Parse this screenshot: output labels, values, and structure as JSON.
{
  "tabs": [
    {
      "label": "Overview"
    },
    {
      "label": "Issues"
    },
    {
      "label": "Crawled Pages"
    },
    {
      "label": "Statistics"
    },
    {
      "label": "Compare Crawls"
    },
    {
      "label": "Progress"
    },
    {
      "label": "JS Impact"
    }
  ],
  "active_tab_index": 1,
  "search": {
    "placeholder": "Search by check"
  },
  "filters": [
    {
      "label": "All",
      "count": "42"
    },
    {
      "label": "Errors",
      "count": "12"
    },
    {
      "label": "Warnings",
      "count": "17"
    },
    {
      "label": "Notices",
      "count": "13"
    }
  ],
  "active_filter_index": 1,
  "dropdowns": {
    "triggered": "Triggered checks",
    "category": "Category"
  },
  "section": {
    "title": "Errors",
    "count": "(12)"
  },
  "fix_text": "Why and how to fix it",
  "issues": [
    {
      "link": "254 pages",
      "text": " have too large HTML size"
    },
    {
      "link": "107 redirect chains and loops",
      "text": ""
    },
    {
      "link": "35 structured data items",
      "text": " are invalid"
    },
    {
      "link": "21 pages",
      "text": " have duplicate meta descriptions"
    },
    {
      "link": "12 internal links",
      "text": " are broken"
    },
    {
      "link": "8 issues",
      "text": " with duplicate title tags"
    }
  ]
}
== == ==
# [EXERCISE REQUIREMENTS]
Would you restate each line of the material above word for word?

# [PROBLEM SOLUTION]
Parse this screenshot: output labels, values, and structure as JSON.
{
  "tabs": [
    {
      "label": "Overview"
    },
    {
      "label": "Issues"
    },
    {
      "label": "Crawled Pages"
    },
    {
      "label": "Statistics"
    },
    {
      "label": "Compare Crawls"
    },
    {
      "label": "Progress"
    },
    {
      "label": "JS Impact"
    }
  ],
  "active_tab_index": 1,
  "search": {
    "placeholder": "Search by check"
  },
  "filters": [
    {
      "label": "All",
      "count": "42"
    },
    {
      "label": "Errors",
      "count": "12"
    },
    {
      "label": "Warnings",
      "count": "17"
    },
    {
      "label": "Notices",
      "count": "13"
    }
  ],
  "active_filter_index": 1,
  "dropdowns": {
    "triggered": "Triggered checks",
    "category": "Category"
  },
  "section": {
    "title": "Errors",
    "count": "(12)"
  },
  "fix_text": "Why and how to fix it",
  "issues": [
    {
      "link": "254 pages",
      "text": " have too large HTML size"
    },
    {
      "link": "107 redirect chains and loops",
      "text": ""
    },
    {
      "link": "35 structured data items",
      "text": " are invalid"
    },
    {
      "link": "21 pages",
      "text": " have duplicate meta descriptions"
    },
    {
      "link": "12 internal links",
      "text": " are broken"
    },
    {
      "link": "8 issues",
      "text": " with duplicate title tags"
    }
  ]
}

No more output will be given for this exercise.